Two more concurrent sessions were scheduled after the lunch break, and I attended an extremely intimidating session from Greenwood 50 librarians on integrating technology in the library and a session on using QR codes in the library. (I also found time to get a book autographed during the too-long break between these two sessions.)
*Side note: I thought it was kind of crazy that Thursday, the only full day of conference, only offered four sessions to attend. There was too much down time, and the conference day could have started at least 30 minutes earlier.*
On Friday, we had one more general session first thing. The keynote address during this session was given by Toni Buzzeo, who reiterated a lot of what I’d heard in her preconference session.
The final two concurrent sessions I attended were on MakerSpaces (which are great in theory–if you’ve got the actual space for them!) and “Don’t Worry, Be ‘Appy!” This last session featured some rock star librarians (Cathy Jo Nelson, Valerie Byrd Fort, Heather Loy, Jennifer Tazerouti, and others) talking about their favorite apps or websites to use with students. I took a lot away from this session–some things to use with my students and some to use with my nieces!

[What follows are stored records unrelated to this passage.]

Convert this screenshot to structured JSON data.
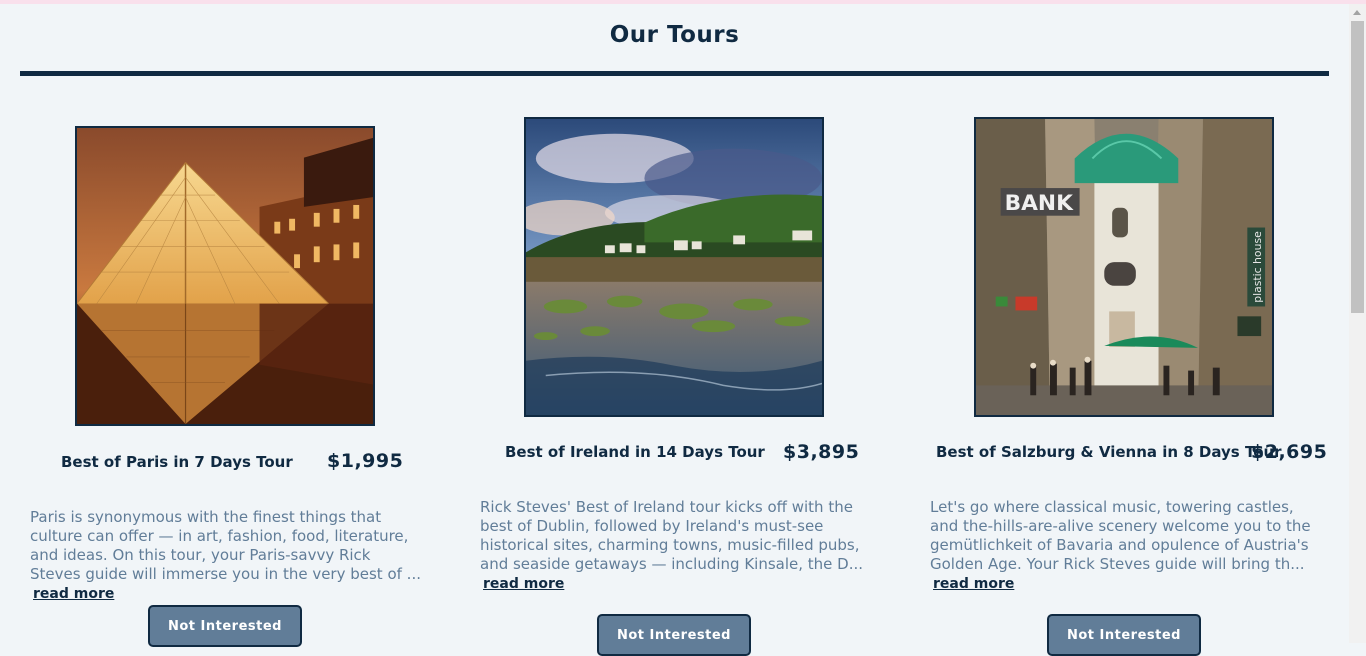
{
  "page": {
    "title": "Our Tours"
  },
  "colors": {
    "primary": "#102a42",
    "muted": "#617d98",
    "button": "#617d98",
    "background": "#f1f5f8"
  },
  "tours": [
    {
      "name": "Best of Paris in 7 Days Tour",
      "price": "$1,995",
      "description": "Paris is synonymous with the finest things that culture can offer — in art, fashion, food, literature, and ideas. On this tour, your Paris-savvy Rick Steves guide will immerse you in the very best of ...",
      "read_more": "read more",
      "button": "Not Interested",
      "image": "louvre-pyramid-photo"
    },
    {
      "name": "Best of Ireland in 14 Days Tour",
      "price": "$3,895",
      "description": "Rick Steves' Best of Ireland tour kicks off with the best of Dublin, followed by Ireland's must-see historical sites, charming towns, music-filled pubs, and seaside getaways — including Kinsale, the D...",
      "read_more": "read more",
      "button": "Not Interested",
      "image": "irish-coast-photo"
    },
    {
      "name": "Best of Salzburg & Vienna in 8 Days Tour",
      "price": "$2,695",
      "description": "Let's go where classical music, towering castles, and the-hills-are-alive scenery welcome you to the gemütlichkeit of Bavaria and opulence of Austria's Golden Age. Your Rick Steves guide will bring th...",
      "read_more": "read more",
      "button": "Not Interested",
      "image": "vienna-street-photo",
      "image_text": {
        "sign": "BANK",
        "banner": "plastic house"
      }
    }
  ]
}
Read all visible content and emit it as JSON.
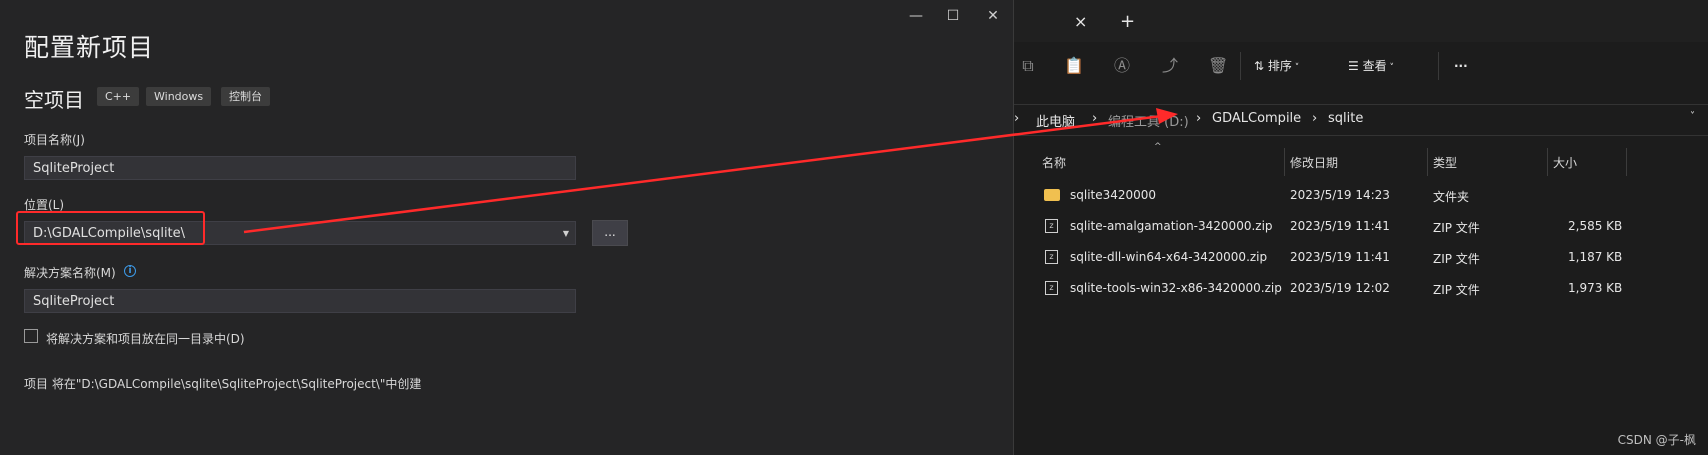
{
  "dialog": {
    "title": "配置新项目",
    "template_name": "空项目",
    "tags": [
      "C++",
      "Windows",
      "控制台"
    ],
    "project_name_label": "项目名称(J)",
    "project_name_value": "SqliteProject",
    "location_label": "位置(L)",
    "location_value": "D:\\GDALCompile\\sqlite\\",
    "browse_label": "...",
    "solution_name_label": "解决方案名称(M)",
    "solution_name_value": "SqliteProject",
    "same_dir_label": "将解决方案和项目放在同一目录中(D)",
    "create_note": "项目 将在\"D:\\GDALCompile\\sqlite\\SqliteProject\\SqliteProject\\\"中创建",
    "window_controls": [
      "minimize-icon",
      "maximize-icon",
      "close-icon"
    ]
  },
  "explorer": {
    "tab_close": "×",
    "tab_add": "+",
    "toolbar": {
      "sort_label": "排序",
      "view_label": "查看",
      "more_label": "···"
    },
    "breadcrumb": [
      "此电脑",
      "编程工具 (D:)",
      "GDALCompile",
      "sqlite"
    ],
    "columns": [
      "名称",
      "修改日期",
      "类型",
      "大小"
    ],
    "files": [
      {
        "name": "sqlite3420000",
        "date": "2023/5/19 14:23",
        "type": "文件夹",
        "size": "",
        "icon": "folder-icon"
      },
      {
        "name": "sqlite-amalgamation-3420000.zip",
        "date": "2023/5/19 11:41",
        "type": "ZIP 文件",
        "size": "2,585 KB",
        "icon": "zip-icon"
      },
      {
        "name": "sqlite-dll-win64-x64-3420000.zip",
        "date": "2023/5/19 11:41",
        "type": "ZIP 文件",
        "size": "1,187 KB",
        "icon": "zip-icon"
      },
      {
        "name": "sqlite-tools-win32-x86-3420000.zip",
        "date": "2023/5/19 12:02",
        "type": "ZIP 文件",
        "size": "1,973 KB",
        "icon": "zip-icon"
      }
    ]
  },
  "annotation": {
    "color": "#ff2a2a"
  },
  "watermark": "CSDN @子-枫"
}
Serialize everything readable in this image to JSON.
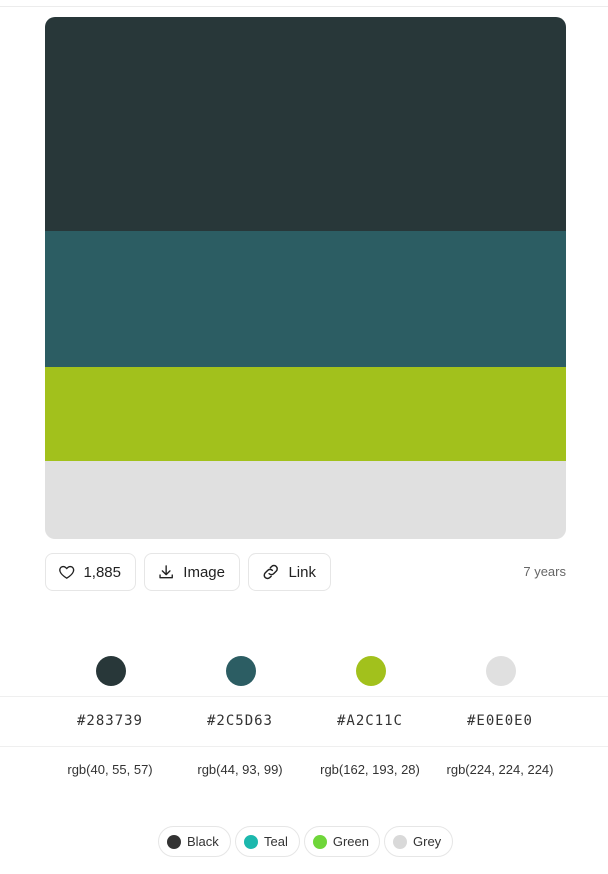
{
  "palette": {
    "colors": [
      {
        "hex": "#283739",
        "rgb": "rgb(40, 55, 57)"
      },
      {
        "hex": "#2C5D63",
        "rgb": "rgb(44, 93, 99)"
      },
      {
        "hex": "#A2C11C",
        "rgb": "rgb(162, 193, 28)"
      },
      {
        "hex": "#E0E0E0",
        "rgb": "rgb(224, 224, 224)"
      }
    ]
  },
  "actions": {
    "likes": "1,885",
    "image_label": "Image",
    "link_label": "Link",
    "age": "7 years",
    "icons": {
      "like": "heart-icon",
      "image": "download-icon",
      "link": "link-icon"
    }
  },
  "tags": [
    {
      "label": "Black",
      "color": "#333333"
    },
    {
      "label": "Teal",
      "color": "#1cb8ad"
    },
    {
      "label": "Green",
      "color": "#6fd63a"
    },
    {
      "label": "Grey",
      "color": "#d9d9d9"
    }
  ]
}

After that last session, my conference came to a close. I was sad to miss the Authors’ Luncheon, but I did receive word on the SC Book Award winners as soon as I got home. Yesterday, I created the graphic below to advertise the winners to my students. (Many of my 5th graders read both The Running Dream and Divergent, so they were interested in seeing the winners at every level.)
Overall, I was moderately pleased with this year’s conference experience, but there is definitely some room for improvement. I’m sure that next year’s conference planners will address the few problem areas and will work to make the 2015 SCASL Conference–and the 40th anniversary of the organization–one of the best we’ve ever seen!